Last March, Pensacola mayor Ashton Hayward acted unilaterally to award a ten-year concessions contract to OHM Concession Group, side-stepping the city council and putting an end to months of controversy. At the time, Hayward said that the contract with OHM would mean more than $1 million in additional revenue.
Now, after the company’s first full fiscal year of operations in Pensacola, year-end figures show OHM is meeting or exceeding expectations.
For fiscal year 2015, which ended on September 30, the airport took in $454,815 in revenue from OHM, outpacing projections by more than $150,000. Over the year, OHM recorded total sales of $3,333,223.47 — a 38% increase over fiscal year 2013, the last full year that previous concessionaire Varona Enterprises operated the concessions and posted sales of $2,412,591.35. OHM took over for Varona midway through fiscal year 2014.
OHM operates food and beverage concessions at nine airports throughout the country. At Pensacola International Airport, the company operates two Einstein’s Bagels locations, a Freshëns, Chick-Fil-A, Pensacola Beach House full-service restaurant, and two bars.
Hayward’s award of the contract to Missouri-based OHM came after months of uncertainty over the future management of the airport’s food and beverage concessions.

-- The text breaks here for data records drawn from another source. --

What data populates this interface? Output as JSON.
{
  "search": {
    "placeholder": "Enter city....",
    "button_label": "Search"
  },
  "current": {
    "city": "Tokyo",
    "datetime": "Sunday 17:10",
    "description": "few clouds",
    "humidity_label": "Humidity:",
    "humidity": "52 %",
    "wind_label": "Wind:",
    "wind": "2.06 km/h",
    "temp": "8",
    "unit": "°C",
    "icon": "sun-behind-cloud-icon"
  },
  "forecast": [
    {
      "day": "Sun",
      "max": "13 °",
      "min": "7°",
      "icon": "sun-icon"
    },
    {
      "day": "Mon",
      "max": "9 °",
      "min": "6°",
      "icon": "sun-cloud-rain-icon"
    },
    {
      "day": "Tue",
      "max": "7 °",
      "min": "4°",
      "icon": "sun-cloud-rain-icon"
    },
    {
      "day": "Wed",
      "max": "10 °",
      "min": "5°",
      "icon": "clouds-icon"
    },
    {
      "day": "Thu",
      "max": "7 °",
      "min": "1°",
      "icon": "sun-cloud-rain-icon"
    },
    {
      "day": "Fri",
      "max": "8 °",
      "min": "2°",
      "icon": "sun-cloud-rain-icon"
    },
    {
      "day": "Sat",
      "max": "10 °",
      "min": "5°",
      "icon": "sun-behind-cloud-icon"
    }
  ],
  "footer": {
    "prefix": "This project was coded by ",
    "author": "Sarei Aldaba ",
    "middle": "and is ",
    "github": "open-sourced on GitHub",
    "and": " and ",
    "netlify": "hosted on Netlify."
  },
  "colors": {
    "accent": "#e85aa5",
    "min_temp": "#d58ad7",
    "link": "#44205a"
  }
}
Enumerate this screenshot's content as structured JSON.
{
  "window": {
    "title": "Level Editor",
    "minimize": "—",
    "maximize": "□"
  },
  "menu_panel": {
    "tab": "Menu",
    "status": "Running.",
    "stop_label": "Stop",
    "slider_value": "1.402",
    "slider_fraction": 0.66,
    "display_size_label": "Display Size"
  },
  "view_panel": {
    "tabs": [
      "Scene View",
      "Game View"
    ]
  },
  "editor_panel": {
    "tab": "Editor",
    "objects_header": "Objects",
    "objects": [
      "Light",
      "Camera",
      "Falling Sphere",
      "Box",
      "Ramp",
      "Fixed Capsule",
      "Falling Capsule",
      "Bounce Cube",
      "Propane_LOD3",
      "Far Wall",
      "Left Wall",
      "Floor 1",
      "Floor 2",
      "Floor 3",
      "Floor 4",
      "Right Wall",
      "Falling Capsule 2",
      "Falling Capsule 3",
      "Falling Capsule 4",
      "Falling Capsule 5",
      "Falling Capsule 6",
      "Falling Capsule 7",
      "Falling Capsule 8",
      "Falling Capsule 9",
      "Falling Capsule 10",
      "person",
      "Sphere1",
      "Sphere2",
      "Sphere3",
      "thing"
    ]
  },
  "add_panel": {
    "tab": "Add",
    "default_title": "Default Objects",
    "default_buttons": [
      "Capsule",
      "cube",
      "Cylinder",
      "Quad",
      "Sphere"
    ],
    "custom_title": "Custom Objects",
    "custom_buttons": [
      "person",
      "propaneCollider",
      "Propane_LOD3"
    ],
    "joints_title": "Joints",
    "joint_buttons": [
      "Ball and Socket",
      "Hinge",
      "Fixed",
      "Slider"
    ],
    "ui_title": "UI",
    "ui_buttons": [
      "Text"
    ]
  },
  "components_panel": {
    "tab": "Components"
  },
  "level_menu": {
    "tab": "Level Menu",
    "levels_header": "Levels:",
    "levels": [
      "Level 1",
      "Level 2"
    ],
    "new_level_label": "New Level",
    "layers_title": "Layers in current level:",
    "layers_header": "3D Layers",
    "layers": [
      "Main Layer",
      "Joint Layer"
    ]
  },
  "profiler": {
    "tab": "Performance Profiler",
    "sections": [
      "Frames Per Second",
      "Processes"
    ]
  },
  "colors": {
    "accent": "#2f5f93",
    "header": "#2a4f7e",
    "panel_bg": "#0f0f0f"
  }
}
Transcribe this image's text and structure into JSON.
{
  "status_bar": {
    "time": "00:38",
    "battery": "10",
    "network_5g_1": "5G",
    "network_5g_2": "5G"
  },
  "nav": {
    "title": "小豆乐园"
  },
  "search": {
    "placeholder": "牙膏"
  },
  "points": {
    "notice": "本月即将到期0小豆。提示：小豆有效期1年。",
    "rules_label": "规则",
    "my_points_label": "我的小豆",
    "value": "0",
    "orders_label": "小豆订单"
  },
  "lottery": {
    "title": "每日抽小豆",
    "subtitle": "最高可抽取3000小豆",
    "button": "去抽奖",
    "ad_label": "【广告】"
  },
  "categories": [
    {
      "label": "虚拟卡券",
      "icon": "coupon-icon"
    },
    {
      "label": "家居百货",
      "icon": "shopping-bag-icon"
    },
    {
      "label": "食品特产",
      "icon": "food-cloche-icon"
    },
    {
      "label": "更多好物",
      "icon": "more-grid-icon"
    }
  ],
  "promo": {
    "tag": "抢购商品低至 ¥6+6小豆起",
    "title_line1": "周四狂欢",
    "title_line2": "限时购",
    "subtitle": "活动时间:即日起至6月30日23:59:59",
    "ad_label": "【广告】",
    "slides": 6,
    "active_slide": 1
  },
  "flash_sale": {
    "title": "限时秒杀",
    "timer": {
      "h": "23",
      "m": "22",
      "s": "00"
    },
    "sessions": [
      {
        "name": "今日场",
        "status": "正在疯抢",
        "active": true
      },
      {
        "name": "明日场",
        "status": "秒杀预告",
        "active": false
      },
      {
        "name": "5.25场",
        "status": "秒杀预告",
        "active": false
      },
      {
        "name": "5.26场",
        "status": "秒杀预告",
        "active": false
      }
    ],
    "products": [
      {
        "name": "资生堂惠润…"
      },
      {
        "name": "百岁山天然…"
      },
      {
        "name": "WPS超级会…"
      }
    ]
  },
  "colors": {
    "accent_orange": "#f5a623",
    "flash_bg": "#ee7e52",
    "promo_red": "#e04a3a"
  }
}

A five-member selection committee recommended awarding the contract to OHM, but political pressure from New York-based Creative Food Group and local partners including Robert de Varona, Collier Merrill, and Rob Mackey caused the contract to stall with the Pensacola City Council.
After several meetings, the council rejected the selection committee’s recommendation in January 2014 on a 4-4 vote, with Councilman Brian Spencer abstaining. In March, the council voted narrowly to extend the existing contract with Varona Enterprises, a move that both the city attorney and outside legal counsel said the council didn’t have the authority to make and which Hayward quickly vetoed. Days later, Hayward announced he would sign an agreement with OHM, doing so with four council members present, signaling that the remaining council members wouldn’t have enough votes to override his veto.
“I am taking this action today to end the political gridlock over this issue, and to secure the best deal for our airport and the traveling public,” Hayward said at the time. “It is time for us to move forward and continue to position our airport to succeed.”